Ah, April. It brings a glut of top jumping action that all readers here absolutely adore, and we’ve still got Punchestown to go. But after that, and Sandown’s Finale day, the best racing in the British Isles turns to the Flat. Some of you might put the wallet away, and some may focus on the summer jumpers, but if you’re going to attack the Flat all summer, here are five pointers to make it pay.
Find your speciality
Just as there are many areas that punters will love during the jumps, there are equivalents on the Flat. You have tests of speed and stamina, and races that will inevitably suit one horse over another. A very effective way to make life easier for yourself is to find what sort of contests you find easiest to analyse and then focus on those.
Many Flat bettors will focus only on group/graded races, whilst some will also focus only the lucrative number of handicaps through the season. Just as with jump races, there are many different ratings bands – right from 0-50 to the very best Heritage Handicaps – and finding which category of handicaps can be a route to success as well.
Knowing your time of year is important. April and the early parts of may can be nightmarish for favourite backers with a whole host of reasons for top rated horses to under perform, but in strongly run races with fully fit field the cream can rise to the crop.
Know your trainers
Aidan O’Brien broke the world record for Group 1 winners trained in a calendar year in 2017, a remarkable achievement to add to so many for the Tipperary handler. However much of that success came through the summer and autumn and for many years O’Brien has used the early part of the season to get his best horses fit and use plenty of sighters before the classics. His current strike rate through the last two weeks is 14% (8 wins from 29 runners).
Charlie Appleby, meanwhile, has eight winners from his last 17 runners in the same period, including the winners of the Nell Gwyn and Craven Stakes. The Moulton handler has become very adept at starting the season well and given that many of his horses shipped to Dubai, thus escaping what was a very bad winter in Europe. Identifying trainers and their key target points – Mark Johnston at Glorious Goodwood is another – can be a very profitable source of winners through the season.
Follow the pace
The draw is a crucial part of Flat racing, but the large majority of races, especially handicaps which offer lucrative betting opportunities, will be heavily influenced by the pace of the race. Straight tracks such as Newbury, Ascot and Goodwood have many handicaps where the pace is likely to play just as big, if not more of a part, than the ground and this can also account for top level sprints too.
Use the data and tools
There has never been more data, tools and information available and much of it for free in racing. Now using it wisely is important, but data that one needed to gather painstakingly over hours of study is now available at the click of a button. A good example of this is timing, which can not only tell you how fast a race was run, but when and which horse individually was quickest.
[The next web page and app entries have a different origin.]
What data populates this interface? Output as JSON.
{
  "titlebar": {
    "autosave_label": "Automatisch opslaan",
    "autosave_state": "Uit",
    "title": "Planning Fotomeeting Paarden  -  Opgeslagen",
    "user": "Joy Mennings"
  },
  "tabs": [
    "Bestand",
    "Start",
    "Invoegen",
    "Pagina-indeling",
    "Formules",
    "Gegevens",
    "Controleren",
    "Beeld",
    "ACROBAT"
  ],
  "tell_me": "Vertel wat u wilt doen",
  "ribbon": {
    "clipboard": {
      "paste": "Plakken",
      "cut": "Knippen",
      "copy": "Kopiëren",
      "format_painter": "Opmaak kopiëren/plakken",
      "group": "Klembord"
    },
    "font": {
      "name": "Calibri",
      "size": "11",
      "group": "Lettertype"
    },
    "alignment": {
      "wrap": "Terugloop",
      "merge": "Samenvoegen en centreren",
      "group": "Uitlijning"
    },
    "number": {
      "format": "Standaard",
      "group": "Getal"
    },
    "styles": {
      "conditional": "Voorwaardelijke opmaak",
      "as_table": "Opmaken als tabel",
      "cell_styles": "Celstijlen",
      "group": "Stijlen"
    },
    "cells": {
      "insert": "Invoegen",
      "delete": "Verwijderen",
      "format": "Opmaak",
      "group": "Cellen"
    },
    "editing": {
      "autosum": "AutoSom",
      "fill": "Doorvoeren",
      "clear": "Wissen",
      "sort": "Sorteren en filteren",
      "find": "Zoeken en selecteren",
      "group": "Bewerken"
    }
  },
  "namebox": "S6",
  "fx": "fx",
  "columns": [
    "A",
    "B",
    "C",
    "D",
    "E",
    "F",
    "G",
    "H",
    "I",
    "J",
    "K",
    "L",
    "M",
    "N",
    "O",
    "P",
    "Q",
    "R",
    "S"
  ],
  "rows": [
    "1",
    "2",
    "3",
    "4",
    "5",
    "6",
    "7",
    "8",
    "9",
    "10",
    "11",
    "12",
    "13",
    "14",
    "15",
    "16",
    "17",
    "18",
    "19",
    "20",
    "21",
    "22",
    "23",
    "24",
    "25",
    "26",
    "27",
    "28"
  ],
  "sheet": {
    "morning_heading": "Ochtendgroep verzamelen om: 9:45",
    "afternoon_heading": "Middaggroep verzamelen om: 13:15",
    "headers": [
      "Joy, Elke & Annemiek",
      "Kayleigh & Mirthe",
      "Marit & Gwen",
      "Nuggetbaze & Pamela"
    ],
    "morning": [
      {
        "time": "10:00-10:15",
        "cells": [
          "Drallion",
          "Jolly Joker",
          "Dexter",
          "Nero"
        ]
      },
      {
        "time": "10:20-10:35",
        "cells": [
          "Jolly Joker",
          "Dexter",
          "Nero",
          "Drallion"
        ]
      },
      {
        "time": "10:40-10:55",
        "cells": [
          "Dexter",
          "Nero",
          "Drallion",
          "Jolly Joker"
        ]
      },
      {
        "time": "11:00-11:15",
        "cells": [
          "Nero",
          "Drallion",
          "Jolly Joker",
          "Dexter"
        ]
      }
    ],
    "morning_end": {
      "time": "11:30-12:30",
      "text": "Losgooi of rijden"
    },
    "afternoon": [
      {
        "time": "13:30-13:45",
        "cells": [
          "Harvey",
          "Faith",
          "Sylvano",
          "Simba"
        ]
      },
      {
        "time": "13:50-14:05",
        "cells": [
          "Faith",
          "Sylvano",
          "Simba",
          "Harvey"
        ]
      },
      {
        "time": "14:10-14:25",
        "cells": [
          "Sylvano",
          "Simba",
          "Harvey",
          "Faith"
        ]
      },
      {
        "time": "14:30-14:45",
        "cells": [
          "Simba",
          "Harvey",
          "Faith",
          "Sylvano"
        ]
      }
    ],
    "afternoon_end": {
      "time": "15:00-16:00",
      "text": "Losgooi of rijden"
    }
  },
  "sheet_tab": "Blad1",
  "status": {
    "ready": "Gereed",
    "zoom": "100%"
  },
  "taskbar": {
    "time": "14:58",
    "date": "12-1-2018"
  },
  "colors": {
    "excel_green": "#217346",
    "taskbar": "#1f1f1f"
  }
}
There are several resources for clock-watchers now but don’t limit yourself to timings with ratings services such as Racing Tracker available for those who want encyclopaedic knowledge at their fingertips.
A number of tools can help you work out your potential winnings including a Lucky 15 bet calculator.
Think about distances
The trip is always a crucial factor in racing – regardless of what discipline – and even the shortest changes can make all the difference. Look particularly for non-staying millers who drop down in trip, especially amongst the three-year-old generation who now have the Commonwealth Cup as a Royal Ascot target. This applies for all sorts of races too – Derby trial form can often be turned around when horses take a step up in trip and you can find value angles for stayers as well.